Assuming that fundamentalists follow the fundamentals because their name indicates they do is like assuming that anyone with the name Christopher Robin is a Christ carrying bird (of what type varies depending on the type of Robin, but we can at least say a small bird) because that’s what the name Christopher Robin indicates.
Except that’s not what names indicate. Names are identifiers not definitions.
Having the name “Fundamentalist” no more gives you claim to the fundamentals than having the name “King” gives you claim to the throne.
Which brings us to the question of the post. Who determines what the fundamentals actually are? People tend to think they know. People tend to disagree.
Here’s a different question: Why are there so many non-Jewish Christians? Jesus stayed in the Jewish community. He was known to hang out with outsiders and pariahs and such, but they were all fellow Jews. How did all these gentiles get in the religion?
The Bible has an answer. It’s given in the Book of Acts. Jesus has returned to the home office, the disciples are left on earth to fend for themselves. Peter is about to get a request to preach the gospel because someone had a vision saying he should get more info on this new religion from Peter, but the person making the request for Peter to come is a gentile. Peter would say no.
Before the messenger arrives God sends a second vision, this time to Peter. A divine revelation.
And so Peter goes.
He acknowledges that it defies old law, “But God has shown me that I should not call anyone impure or unclean.” That’s New International Version. King James: “but God hath shewed me that I should not call any man common or unclean.” The version that Fred links to (New Revised Standard Version, I think): “God has shown me that I should not call anyone profane or unclean.” Pick your favorite Bible and look it up: Acts 10:28.
Christianity was never going to get this many believers if it stayed a sub-sect of Judaism. Now the vast majority of Christians are gentiles.
From an outsider’s perspective a divine revelation to one of the apostles which resulted in almost, but not quite, all modern day Christians being Christians seems pretty damn fundamental.
I also get the impression that Fred Clark finds it quite fundamental. He’s got an insider’s perspective.
But I know that not all Christians find this verse fundamental because they do call people profane and unclean.
And so who gets final say? Who do we trust to say either, “This is a fundamental part of Christianity,” or, “Screw it, those people are totally abominations and that’s what’s fundamental”?
I’ve asked the question, but in truth I don’t think there is an answer.
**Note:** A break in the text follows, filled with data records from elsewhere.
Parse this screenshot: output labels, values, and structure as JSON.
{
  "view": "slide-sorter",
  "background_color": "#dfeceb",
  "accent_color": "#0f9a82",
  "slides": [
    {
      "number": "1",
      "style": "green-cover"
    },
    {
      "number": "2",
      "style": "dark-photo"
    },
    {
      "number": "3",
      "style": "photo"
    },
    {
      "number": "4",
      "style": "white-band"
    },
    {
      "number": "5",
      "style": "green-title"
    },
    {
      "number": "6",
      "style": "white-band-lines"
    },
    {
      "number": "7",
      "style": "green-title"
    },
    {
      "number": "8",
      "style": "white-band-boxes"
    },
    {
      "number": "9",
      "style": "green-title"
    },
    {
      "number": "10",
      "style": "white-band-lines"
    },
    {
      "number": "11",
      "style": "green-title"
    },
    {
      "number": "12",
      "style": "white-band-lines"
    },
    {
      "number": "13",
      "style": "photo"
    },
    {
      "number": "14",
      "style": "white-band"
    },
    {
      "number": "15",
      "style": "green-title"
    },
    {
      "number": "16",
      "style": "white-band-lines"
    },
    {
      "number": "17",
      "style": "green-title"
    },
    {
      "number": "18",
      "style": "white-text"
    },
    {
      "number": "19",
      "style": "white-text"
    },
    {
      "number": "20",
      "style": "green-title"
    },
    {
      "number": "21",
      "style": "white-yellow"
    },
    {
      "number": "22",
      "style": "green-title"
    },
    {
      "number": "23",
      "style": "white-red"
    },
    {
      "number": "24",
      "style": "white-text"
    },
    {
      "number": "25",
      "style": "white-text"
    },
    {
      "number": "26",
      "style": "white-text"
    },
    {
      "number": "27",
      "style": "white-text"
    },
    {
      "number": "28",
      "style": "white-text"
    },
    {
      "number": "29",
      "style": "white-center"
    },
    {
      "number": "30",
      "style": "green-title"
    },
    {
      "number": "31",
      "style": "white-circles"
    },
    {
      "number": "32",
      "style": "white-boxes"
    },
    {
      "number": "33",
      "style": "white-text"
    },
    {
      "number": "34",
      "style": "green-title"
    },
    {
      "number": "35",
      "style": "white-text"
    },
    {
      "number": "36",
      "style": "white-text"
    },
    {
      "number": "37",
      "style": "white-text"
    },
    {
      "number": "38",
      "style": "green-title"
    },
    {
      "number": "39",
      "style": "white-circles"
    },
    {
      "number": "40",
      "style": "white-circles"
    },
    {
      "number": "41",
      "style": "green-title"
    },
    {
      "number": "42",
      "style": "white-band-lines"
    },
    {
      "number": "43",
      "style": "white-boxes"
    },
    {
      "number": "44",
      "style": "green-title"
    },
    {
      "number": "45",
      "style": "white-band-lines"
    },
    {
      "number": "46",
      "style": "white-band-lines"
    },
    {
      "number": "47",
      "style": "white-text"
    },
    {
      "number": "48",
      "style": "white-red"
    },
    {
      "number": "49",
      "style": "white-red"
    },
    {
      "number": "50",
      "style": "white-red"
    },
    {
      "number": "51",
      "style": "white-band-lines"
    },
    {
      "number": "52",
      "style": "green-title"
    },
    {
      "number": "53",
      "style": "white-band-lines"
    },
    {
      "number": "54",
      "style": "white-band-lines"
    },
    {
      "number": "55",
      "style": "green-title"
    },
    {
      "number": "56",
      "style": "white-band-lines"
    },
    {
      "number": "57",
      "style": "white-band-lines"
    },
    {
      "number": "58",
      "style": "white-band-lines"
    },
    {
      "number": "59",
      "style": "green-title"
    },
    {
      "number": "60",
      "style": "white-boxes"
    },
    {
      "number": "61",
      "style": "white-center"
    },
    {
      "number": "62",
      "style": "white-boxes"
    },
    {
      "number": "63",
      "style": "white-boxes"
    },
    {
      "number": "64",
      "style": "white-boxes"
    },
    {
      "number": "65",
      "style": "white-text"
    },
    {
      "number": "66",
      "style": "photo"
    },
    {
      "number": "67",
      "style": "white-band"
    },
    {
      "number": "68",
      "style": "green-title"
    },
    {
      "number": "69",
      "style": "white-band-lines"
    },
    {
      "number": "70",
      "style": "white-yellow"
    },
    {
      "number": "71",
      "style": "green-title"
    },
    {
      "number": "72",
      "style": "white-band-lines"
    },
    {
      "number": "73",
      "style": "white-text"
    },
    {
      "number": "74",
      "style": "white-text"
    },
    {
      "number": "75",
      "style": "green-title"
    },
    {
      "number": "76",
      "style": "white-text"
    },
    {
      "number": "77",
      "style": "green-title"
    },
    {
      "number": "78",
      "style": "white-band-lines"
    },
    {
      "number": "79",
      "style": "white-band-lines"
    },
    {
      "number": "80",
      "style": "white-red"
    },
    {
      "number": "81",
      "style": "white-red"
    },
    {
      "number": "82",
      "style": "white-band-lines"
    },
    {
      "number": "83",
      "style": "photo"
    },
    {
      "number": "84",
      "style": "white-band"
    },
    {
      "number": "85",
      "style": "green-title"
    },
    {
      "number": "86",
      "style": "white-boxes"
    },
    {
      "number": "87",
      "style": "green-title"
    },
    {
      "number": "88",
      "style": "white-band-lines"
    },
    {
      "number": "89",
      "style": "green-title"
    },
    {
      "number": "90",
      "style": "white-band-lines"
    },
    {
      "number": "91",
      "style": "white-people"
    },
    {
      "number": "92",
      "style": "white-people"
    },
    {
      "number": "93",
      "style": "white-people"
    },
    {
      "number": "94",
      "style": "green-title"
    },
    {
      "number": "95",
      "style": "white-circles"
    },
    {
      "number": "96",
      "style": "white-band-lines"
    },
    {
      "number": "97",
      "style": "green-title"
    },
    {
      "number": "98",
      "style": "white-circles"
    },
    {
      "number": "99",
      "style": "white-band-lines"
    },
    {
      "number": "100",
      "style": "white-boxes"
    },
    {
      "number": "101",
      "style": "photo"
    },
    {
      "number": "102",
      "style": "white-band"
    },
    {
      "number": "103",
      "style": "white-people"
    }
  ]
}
Unless all members of a group get together and determine what the fundamentals for membership are, I don’t think we get to say, “Well the fundamentals …”
If outsiders such as myself and the person who made the comment that inspired me to write this post decide what the fundamentals are, we are appointing ourselves more definitive speakers on the subject than –in the case of Christianity– almost, but not quite, 2000 years of both scholars and others who devoted themselves to the matter (including Jesus and those who knew him.)
If outsiders decide the fundamentals of Islam then it is a shorter period, but still about 1400 years and, more importantly, it’s still being an asshole.
For insiders I think it’s up to each person to determine for themselves what the most important parts are. And this goes for much more than just religion. The question of winning or losing vs. how you play the game is one that every sport (see: Chess) has to wrestle with.
* I know it’s not the most common word but sophists get a bad rap (2400 years of smear campaign will do that to a group) and I’d prefer not to be using the pejorative “sophistry”. Especially not while I’m thinking about how one shouldn’t judge a group (especially one whose membership is determined by self identification) by its worst members.